▶ **Work to complete**: The answer must consist of every line in the records below that contains the string "price".

Items from a data source:
=== Section Start ===

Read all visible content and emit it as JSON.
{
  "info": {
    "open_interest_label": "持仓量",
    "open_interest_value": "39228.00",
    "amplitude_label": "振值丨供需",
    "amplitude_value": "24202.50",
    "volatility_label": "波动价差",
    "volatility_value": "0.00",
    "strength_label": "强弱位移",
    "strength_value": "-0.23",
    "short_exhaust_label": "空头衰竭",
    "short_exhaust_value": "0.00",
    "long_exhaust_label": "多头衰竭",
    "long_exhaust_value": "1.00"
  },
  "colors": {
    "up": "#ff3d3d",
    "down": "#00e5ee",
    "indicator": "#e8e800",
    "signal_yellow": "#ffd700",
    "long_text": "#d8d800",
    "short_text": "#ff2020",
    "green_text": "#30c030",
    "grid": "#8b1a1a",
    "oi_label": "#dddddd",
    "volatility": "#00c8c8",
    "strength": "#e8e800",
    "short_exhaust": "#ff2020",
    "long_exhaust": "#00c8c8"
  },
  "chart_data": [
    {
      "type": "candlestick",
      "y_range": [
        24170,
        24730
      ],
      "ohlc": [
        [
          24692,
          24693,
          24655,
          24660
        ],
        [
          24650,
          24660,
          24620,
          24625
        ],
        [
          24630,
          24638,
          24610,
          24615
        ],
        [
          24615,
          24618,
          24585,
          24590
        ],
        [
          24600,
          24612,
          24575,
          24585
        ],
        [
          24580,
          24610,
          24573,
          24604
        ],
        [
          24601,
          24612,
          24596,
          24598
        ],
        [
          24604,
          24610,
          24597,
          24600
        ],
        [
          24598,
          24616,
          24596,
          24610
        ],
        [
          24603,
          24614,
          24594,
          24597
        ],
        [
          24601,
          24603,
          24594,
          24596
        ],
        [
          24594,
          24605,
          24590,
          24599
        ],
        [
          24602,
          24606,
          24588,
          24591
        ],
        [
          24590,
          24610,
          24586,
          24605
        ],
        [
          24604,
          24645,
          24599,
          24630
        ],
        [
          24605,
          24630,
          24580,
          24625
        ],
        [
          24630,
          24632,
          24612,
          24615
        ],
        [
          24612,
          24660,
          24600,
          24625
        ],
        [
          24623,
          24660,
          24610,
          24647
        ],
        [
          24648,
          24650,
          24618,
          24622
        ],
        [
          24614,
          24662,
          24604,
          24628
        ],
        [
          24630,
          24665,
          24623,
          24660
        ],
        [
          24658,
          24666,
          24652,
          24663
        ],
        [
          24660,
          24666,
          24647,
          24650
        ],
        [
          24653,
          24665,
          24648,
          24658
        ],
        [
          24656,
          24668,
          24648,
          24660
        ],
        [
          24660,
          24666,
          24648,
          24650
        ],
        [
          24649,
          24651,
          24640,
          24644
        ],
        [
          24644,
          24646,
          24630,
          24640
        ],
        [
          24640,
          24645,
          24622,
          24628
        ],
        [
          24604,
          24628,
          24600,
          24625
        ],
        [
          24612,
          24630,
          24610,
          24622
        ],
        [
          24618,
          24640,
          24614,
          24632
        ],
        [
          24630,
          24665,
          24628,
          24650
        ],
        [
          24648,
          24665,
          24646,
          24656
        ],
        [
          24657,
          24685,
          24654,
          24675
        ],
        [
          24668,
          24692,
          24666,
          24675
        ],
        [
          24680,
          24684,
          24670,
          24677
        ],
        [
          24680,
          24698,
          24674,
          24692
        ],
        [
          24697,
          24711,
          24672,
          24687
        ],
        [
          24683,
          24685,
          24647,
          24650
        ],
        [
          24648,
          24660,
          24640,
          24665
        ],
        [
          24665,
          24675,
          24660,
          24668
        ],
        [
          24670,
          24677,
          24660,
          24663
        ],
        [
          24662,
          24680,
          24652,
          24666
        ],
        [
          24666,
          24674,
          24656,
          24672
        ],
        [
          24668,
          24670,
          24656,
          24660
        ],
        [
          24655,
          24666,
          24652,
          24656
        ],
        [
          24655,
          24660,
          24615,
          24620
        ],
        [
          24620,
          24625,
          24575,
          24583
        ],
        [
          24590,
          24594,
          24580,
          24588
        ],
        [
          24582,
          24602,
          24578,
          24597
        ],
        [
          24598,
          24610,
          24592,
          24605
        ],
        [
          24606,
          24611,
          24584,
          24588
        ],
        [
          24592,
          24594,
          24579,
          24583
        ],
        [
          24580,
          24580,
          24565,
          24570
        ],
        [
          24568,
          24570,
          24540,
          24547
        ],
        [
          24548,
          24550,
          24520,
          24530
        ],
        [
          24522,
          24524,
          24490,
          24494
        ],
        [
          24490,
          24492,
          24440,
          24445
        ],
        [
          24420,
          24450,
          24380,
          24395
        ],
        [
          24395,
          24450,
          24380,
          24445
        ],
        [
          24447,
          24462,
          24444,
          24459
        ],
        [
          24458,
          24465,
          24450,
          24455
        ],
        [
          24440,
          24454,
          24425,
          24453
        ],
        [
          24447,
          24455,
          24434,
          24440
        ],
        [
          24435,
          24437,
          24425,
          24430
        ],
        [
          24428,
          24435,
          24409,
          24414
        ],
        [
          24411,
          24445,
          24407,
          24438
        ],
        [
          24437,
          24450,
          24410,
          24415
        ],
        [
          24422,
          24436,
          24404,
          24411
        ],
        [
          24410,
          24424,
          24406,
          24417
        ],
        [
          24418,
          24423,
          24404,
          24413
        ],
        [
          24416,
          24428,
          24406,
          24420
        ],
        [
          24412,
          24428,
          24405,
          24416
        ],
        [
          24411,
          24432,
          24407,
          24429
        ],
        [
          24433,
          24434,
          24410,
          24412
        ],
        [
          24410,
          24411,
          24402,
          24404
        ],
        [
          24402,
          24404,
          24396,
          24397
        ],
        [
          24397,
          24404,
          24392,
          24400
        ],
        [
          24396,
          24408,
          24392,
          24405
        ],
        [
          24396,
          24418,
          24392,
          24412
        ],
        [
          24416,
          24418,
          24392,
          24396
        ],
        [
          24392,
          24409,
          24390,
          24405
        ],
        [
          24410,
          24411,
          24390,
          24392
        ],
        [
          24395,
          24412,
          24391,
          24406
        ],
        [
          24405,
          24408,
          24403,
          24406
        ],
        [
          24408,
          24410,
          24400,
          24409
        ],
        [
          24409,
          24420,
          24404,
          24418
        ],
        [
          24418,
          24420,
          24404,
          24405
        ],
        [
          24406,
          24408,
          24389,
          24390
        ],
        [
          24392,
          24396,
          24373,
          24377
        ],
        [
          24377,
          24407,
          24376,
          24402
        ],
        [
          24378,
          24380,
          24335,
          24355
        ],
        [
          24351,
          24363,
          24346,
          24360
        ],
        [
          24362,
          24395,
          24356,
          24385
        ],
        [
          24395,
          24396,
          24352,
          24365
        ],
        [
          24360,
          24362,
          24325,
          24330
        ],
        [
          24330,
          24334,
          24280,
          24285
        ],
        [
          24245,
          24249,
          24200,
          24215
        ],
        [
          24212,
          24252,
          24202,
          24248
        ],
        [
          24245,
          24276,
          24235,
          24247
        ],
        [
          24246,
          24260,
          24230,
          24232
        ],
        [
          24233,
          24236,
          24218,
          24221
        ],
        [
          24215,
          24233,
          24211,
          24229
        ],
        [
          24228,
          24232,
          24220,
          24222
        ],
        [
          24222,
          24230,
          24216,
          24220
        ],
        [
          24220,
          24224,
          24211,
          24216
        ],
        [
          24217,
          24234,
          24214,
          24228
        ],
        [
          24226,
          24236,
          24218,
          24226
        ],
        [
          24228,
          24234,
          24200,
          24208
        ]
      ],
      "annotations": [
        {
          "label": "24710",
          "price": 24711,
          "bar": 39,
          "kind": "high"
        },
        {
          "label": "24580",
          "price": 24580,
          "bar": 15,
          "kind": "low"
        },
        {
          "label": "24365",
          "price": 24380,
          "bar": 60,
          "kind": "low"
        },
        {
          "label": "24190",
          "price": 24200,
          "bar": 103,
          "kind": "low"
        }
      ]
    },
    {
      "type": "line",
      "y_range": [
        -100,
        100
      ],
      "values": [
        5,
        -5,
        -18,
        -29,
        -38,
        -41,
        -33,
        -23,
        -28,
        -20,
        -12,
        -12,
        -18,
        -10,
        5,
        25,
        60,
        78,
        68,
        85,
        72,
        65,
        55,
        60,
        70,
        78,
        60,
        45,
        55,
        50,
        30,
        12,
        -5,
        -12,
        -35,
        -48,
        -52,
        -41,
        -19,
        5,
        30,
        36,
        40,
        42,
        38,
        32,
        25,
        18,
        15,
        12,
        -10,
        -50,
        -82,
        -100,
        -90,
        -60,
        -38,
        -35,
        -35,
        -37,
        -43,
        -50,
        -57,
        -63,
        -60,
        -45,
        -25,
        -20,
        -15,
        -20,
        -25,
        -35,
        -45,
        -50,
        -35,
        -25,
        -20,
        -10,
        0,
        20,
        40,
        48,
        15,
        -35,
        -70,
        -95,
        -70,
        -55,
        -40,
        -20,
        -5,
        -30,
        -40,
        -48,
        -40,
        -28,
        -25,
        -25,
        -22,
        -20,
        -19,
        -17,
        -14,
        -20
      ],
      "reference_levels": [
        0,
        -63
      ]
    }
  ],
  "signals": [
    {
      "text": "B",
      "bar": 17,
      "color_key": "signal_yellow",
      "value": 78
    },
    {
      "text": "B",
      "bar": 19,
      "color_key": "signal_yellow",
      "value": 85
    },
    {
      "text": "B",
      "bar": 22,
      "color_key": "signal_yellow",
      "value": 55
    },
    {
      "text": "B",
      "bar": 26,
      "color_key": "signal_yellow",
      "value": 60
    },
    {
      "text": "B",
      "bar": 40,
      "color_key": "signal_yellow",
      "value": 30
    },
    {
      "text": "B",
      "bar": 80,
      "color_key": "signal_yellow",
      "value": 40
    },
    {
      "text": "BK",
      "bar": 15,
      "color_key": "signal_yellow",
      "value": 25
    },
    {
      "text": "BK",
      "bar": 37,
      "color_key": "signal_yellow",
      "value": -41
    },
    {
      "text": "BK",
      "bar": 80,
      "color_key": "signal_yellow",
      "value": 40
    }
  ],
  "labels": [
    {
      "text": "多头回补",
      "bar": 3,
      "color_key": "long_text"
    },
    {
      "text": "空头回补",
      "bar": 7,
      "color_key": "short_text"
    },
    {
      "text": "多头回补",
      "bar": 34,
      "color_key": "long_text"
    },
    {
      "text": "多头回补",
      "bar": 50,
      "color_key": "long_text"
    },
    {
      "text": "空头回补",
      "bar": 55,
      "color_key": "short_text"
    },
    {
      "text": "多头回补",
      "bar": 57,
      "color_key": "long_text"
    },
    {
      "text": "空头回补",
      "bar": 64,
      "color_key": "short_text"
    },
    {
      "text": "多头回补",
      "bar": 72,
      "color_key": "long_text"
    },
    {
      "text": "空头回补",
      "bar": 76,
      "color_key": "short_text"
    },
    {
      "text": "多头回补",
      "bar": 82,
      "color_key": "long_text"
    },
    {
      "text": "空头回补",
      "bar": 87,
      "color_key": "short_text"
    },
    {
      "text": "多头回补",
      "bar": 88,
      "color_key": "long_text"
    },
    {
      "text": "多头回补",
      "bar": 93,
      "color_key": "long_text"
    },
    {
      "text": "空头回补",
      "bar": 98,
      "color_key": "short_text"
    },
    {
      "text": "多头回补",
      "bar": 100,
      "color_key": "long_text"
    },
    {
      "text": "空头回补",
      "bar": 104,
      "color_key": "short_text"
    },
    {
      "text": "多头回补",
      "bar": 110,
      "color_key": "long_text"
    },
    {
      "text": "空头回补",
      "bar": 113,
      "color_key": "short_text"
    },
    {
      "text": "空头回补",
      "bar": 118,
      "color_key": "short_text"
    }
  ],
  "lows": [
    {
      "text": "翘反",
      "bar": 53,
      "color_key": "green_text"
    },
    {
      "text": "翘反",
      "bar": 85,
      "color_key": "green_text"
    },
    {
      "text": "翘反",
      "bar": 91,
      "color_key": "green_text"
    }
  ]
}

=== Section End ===

▶ **Written answer**:
          "price": 24711,
          "price": 24580,
          "price": 24380,
          "price": 24200,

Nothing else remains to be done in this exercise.